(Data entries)
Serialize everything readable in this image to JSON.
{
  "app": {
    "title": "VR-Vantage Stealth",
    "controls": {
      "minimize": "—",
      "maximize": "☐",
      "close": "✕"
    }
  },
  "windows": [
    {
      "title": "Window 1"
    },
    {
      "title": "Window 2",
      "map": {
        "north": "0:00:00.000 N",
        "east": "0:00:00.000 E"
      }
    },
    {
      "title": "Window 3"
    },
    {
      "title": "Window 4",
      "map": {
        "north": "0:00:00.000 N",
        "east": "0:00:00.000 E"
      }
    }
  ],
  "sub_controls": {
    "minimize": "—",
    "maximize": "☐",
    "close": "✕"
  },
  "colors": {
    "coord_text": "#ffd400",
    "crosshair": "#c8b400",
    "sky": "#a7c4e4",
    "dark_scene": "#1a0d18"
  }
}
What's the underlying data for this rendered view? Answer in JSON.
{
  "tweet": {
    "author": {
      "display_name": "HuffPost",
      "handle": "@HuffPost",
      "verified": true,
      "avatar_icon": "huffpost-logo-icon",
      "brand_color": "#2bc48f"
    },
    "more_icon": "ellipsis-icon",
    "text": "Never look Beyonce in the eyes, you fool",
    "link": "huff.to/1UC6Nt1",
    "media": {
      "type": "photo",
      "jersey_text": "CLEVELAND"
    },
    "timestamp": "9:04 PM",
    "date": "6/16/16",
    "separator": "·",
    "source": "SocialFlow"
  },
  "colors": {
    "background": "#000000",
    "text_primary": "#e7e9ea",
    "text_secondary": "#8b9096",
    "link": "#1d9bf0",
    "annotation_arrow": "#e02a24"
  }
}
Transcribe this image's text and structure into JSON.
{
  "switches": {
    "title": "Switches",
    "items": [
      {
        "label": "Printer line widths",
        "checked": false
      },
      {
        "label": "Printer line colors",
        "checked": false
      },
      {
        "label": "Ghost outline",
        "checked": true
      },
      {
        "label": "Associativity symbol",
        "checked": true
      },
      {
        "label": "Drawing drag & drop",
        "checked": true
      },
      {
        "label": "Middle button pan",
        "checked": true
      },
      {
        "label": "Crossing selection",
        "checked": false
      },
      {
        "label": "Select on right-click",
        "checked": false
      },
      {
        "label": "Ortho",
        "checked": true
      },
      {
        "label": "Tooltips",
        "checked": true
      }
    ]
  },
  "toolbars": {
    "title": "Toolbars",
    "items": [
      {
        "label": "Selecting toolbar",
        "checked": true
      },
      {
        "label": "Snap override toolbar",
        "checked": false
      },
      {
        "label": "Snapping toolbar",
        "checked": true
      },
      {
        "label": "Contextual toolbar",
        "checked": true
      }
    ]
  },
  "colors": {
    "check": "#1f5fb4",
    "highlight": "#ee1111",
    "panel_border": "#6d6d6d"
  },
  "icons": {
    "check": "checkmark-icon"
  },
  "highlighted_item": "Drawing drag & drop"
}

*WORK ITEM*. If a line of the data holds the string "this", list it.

*EXERCISE SOLUTION*.
Serialize everything readable in this image to JSON.
What's the underlying data for this rendered view? Answer in JSON.
Transcribe this image's text and structure into JSON.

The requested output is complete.